A famous Formula One driver once said, when everyone else slows down, it is time to step on the gas. Likewise, when the practice of ophthalmology slows, I recommend preparing for the next acceleration. Decide what your practice could and should look like in 5 years. Focus on what you (not others) want. This edition of Cataract & Refractive Surgery Today should help you with the planning process. For example, the timely article by Guy Kezirian, MD, discusses premium IOLs and the need for ophthalmologists to leave all eyes in focus after lens surgery. His data show that premium IOLs, both multifocal and accommodating, are particularly sensitive to residual refractive errors but in different ways. Dr. Kezirian's point is that each surgeon is responsible for finishing the job him- or herself or with a partner. The rewards will easily pay off and make your practice grow. In addition, James Dawes, the director of a major cataract practice in Florida, provides free advice on adding premium IOLs to your practice.

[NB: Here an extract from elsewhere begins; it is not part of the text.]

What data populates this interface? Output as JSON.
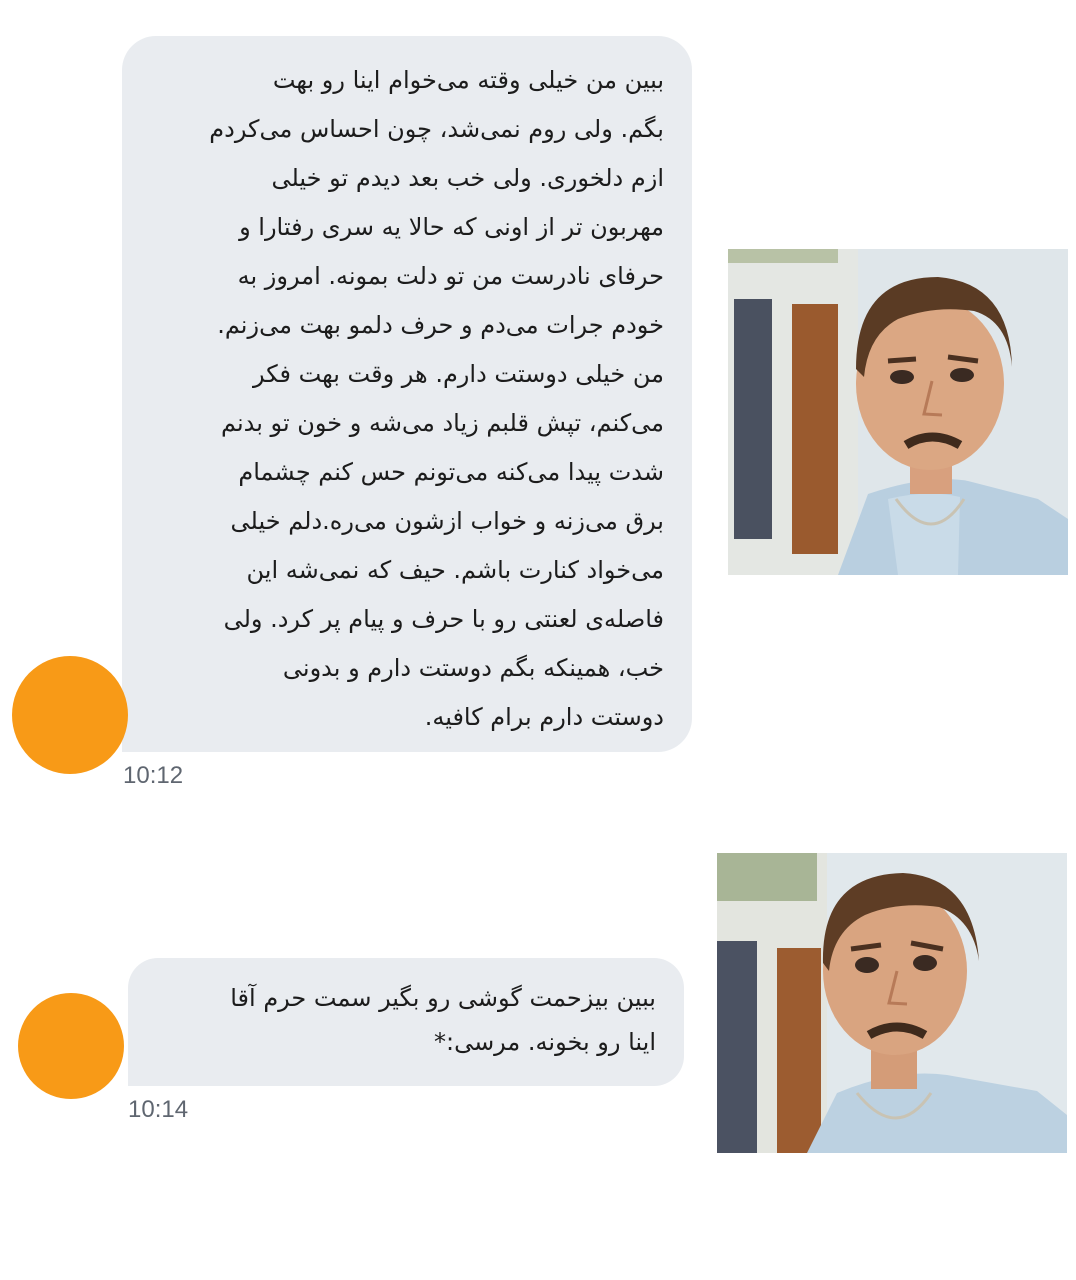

I am particularly impressed by the insightful articles on choosing a life after residency. I do not think I have ever seen their like in print. Jonathan Stein, MD, shares useful information for those of you completing your residency as well as those changing established practices. The articles by Damien Goldberg, MD, and Christopher Starr, MD, will be of assistance to those of you trying to pick a practice setting. Cristina Boggiano also offers excellent advice on this important decision for young ophthalmologists. One of my favorite articles from this month's cover series is by Richard Awdeh, MD. In his discussion of how to pick an academic position, he recommends that you determine and concentrate on what is important to you. This advice applies to all ophthalmologists, no matter their current or desired practice setting.
Matt Jensen directs a practice in South Dakota and contributes an excellent article on marketing efforts in the current economy. CRSToday's founding editor John Doane, MD, expertly describes the advantages and practical implementation of patient education software. I hope that you enjoy this edition.
My last editorial focused on health care reform. Since then, the current House proposal has been vetted and passed by the Congressional Budget Office, but it still contains the old-school tactic of pitting health care providers against one another. In this case, hospitals have made a separate deal to limit any cuts from the proposed independent Medicare Advisory Committee in return for promised predetermined savings. Defensive medicine adds huge costs every year; indeed, estimates from the nonpartisan Congressional Budget Office show that such reform could save $54 billion over 10 years.1 I find, however, that a provision of the current House bill penalizes states that have tried to address the liability crisis through tort reform. Titled "Medical Liability Alternatives," section 2531 establishes an incentive program for states that adopt and implement alternatives to medical liability litigation, but it also stipulates that no incentive payments be made to states that "limit attorneys' fees or impose caps on damages."2 In addition, a government-run option is back in the bill.
I believe that we should make health care available to everyone in this country, but isn't the best option a competitive-yet-inclusive market-based system?